Add the sum of the squares of four numbers between 10 and 20 to the sum of the squares of three numbers less than 6 to make the square of another, larger, number.
There are 44 people coming to a dinner party. There are 15 square tables that seat 4 people. Find a way to seat the 44 people using all 15 tables, with no empty places.
Ben has five coins in his pocket. How much money might he have?
Can you put plus signs in so this is true? 1 2 3 4 5 6 7 8 9 = 99 How many ways can you do it?
Try adding together the dates of all the days in one week. Now multiply the first date by 7 and add 21. Can you explain what happens?
Using the statements, can you work out how many of each type of rabbit there are in these pens?
There is a clock-face where the numbers have become all mixed up. Can you find out where all the numbers have got to from these ten statements?
How could you put eight beanbags in the hoops so that there are four in the blue hoop, five in the red and six in the yellow? Can you find all the ways of doing this?
Winifred Wytsh bought a box each of jelly babies, milk jelly bears, yellow jelly bees and jelly belly beans. In how many different ways could she make a jolly jelly feast with 32 legs?
Zumf makes spectacles for the residents of the planet Zargon, who have either 3 eyes or 4 eyes. How many lenses will Zumf need to make all the different orders for 9 families?
This challenge focuses on finding the sum and difference of pairs of two-digit numbers.
Cherri, Saxon, Mel and Paul are friends. They are all different ages. Can you find out the age of each friend using the information?
Arrange eight of the numbers between 1 and 9 in the Polo Square below so that each side adds to the same total.
Can you arrange 5 different digits (from 0 - 9) in the cross in the way described?
Find the sum and difference between a pair of two-digit numbers. Now find the sum and difference between the sum and difference! What happens?
This dice train has been made using specific rules. How many different trains can you make?
These two group activities use mathematical reasoning - one is numerical, one geometric.
This problem is based on the story of the Pied Piper of Hamelin. Investigate the different numbers of people and rats there could have been if you know how many legs there are altogether!
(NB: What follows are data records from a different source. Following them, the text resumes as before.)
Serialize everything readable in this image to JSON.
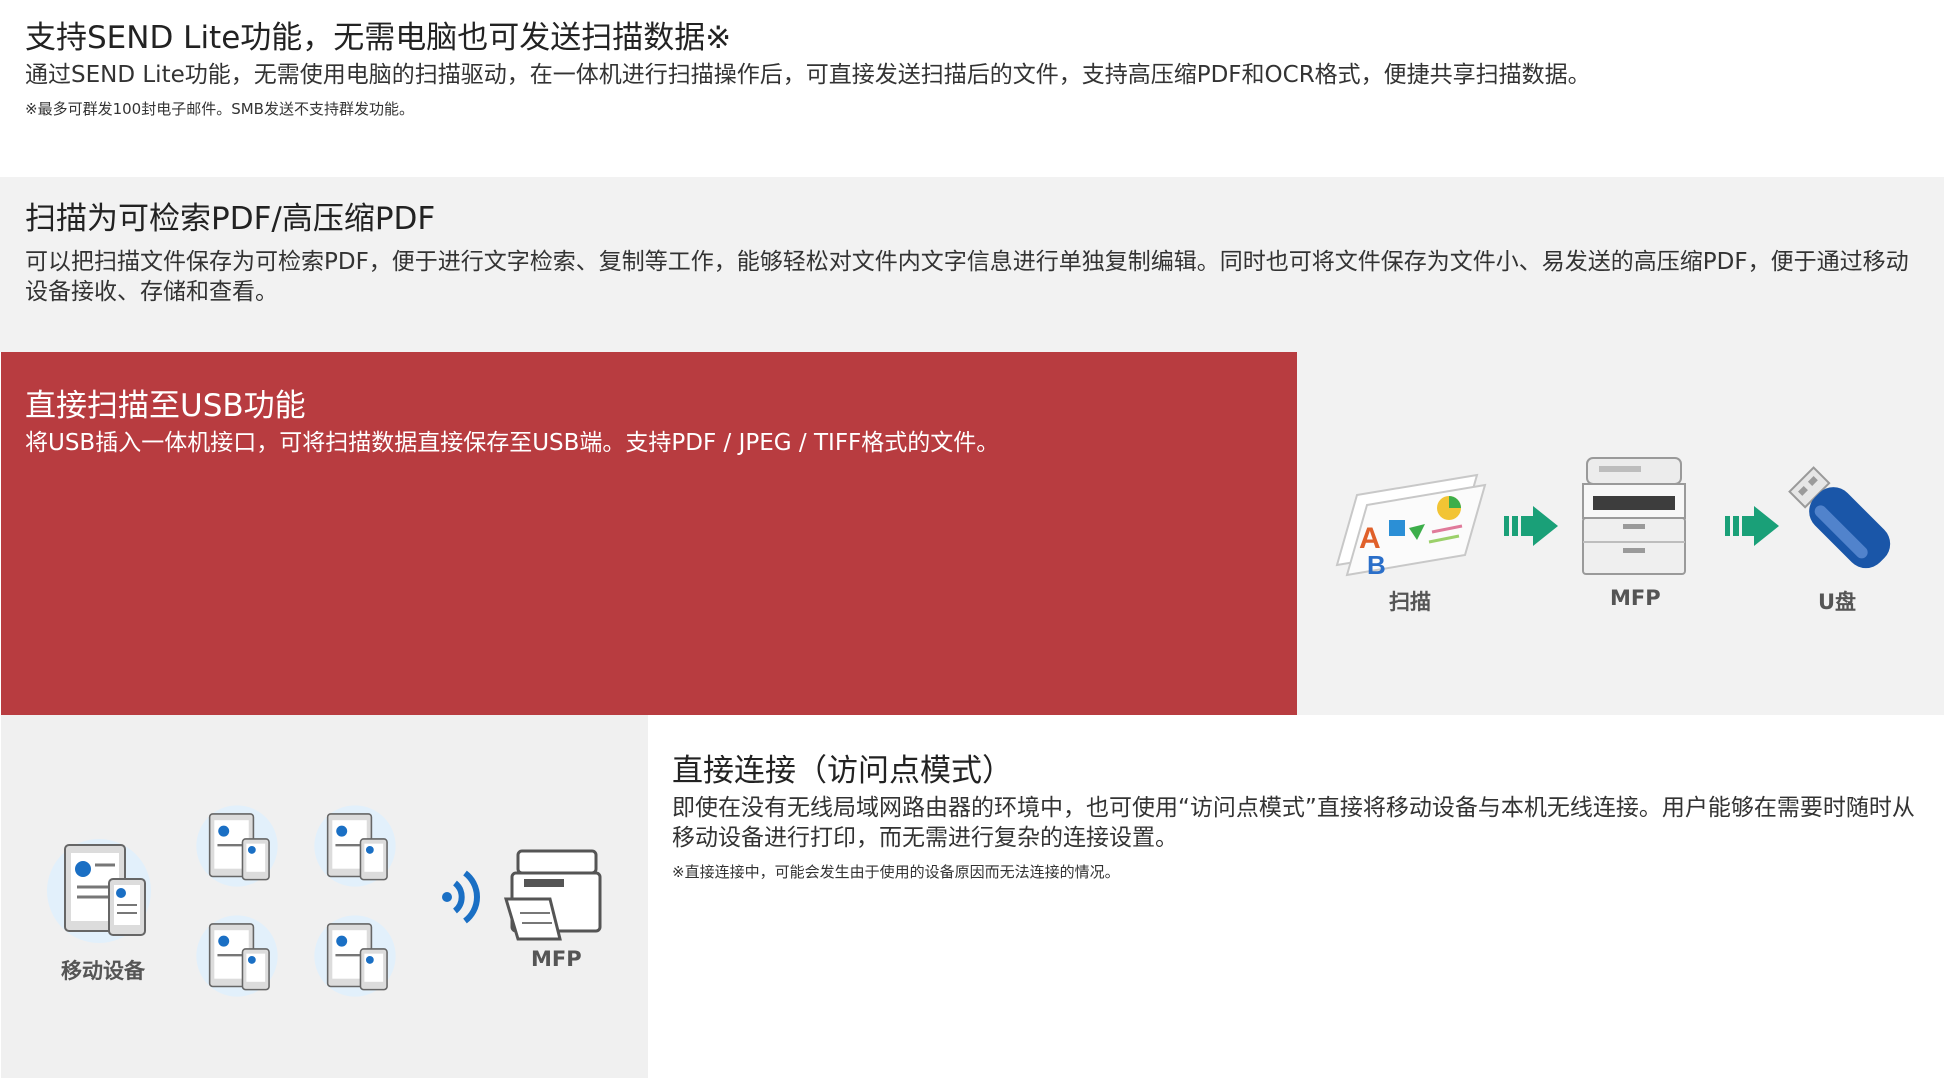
{
  "sections": {
    "send_lite": {
      "title": "支持SEND Lite功能，无需电脑也可发送扫描数据※",
      "description": "通过SEND Lite功能，无需使用电脑的扫描驱动，在一体机进行扫描操作后，可直接发送扫描后的文件，支持高压缩PDF和OCR格式，便捷共享扫描数据。",
      "note": "※最多可群发100封电子邮件。SMB发送不支持群发功能。"
    },
    "searchable_pdf": {
      "title": "扫描为可检索PDF/高压缩PDF",
      "description": "可以把扫描文件保存为可检索PDF，便于进行文字检索、复制等工作，能够轻松对文件内文字信息进行单独复制编辑。同时也可将文件保存为文件小、易发送的高压缩PDF，便于通过移动设备接收、存储和查看。"
    },
    "scan_to_usb": {
      "title": "直接扫描至USB功能",
      "description": "将USB插入一体机接口，可将扫描数据直接保存至USB端。支持PDF / JPEG / TIFF格式的文件。",
      "illustration": {
        "scan_label": "扫描",
        "mfp_label": "MFP",
        "usb_label": "U盘"
      }
    },
    "direct_connection": {
      "title": "直接连接（访问点模式）",
      "description": "即使在没有无线局域网路由器的环境中，也可使用“访问点模式”直接将移动设备与本机无线连接。用户能够在需要时随时从移动设备进行打印，而无需进行复杂的连接设置。",
      "note": "※直接连接中，可能会发生由于使用的设备原因而无法连接的情况。",
      "illustration": {
        "mobile_label": "移动设备",
        "mfp_label": "MFP"
      }
    }
  },
  "colors": {
    "red_panel": "#b83c40",
    "gray_panel": "#f2f2f2",
    "arrow_green": "#1aa078",
    "usb_blue": "#1a56a8"
  }
}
In a Magic Square all the rows, columns and diagonals add to the 'Magic Constant'. How would you change the magic constant of this square?
Use your logical-thinking skills to deduce how much Dan's crisps and ice-cream cost altogether.
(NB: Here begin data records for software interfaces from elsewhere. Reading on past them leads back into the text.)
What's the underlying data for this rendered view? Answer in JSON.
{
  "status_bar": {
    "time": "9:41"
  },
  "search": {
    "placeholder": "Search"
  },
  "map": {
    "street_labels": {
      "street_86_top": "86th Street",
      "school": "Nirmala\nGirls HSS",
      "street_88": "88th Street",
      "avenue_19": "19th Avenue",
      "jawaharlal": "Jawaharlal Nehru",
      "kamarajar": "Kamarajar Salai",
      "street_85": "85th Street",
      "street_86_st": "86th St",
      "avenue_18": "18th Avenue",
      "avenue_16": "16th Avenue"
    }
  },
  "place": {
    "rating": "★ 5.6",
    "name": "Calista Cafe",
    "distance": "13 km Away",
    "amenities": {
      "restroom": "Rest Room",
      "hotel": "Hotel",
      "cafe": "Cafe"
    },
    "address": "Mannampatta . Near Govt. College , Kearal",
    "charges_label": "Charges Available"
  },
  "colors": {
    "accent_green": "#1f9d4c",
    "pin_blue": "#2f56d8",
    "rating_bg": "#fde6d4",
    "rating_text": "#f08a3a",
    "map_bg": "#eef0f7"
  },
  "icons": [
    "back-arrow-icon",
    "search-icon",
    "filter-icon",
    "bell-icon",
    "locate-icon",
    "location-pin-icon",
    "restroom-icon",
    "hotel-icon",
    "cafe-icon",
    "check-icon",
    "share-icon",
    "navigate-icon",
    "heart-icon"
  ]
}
Suppose there is a train with 24 carriages which are going to be put together to make up some new trains. Can you find all the ways that this can be done?
We can arrange dots in a similar way to the 5 on a dice and they usually sit quite well into a rectangular shape. How many altogether in this 3 by 5? What happens for other sizes?
If you had any number of ordinary dice, what are the possible ways of making their totals 6? What would the product of the dice be each time?
This task follows on from Build it Up and takes the ideas into three dimensions!
Watch this animation. What do you notice? What happens when you try more or fewer cubes in a bundle?
Throughout these challenges, the touching faces of any adjacent dice must have the same number. Can you find a way of making the total on the top come to each number from 11 to 18 inclusive?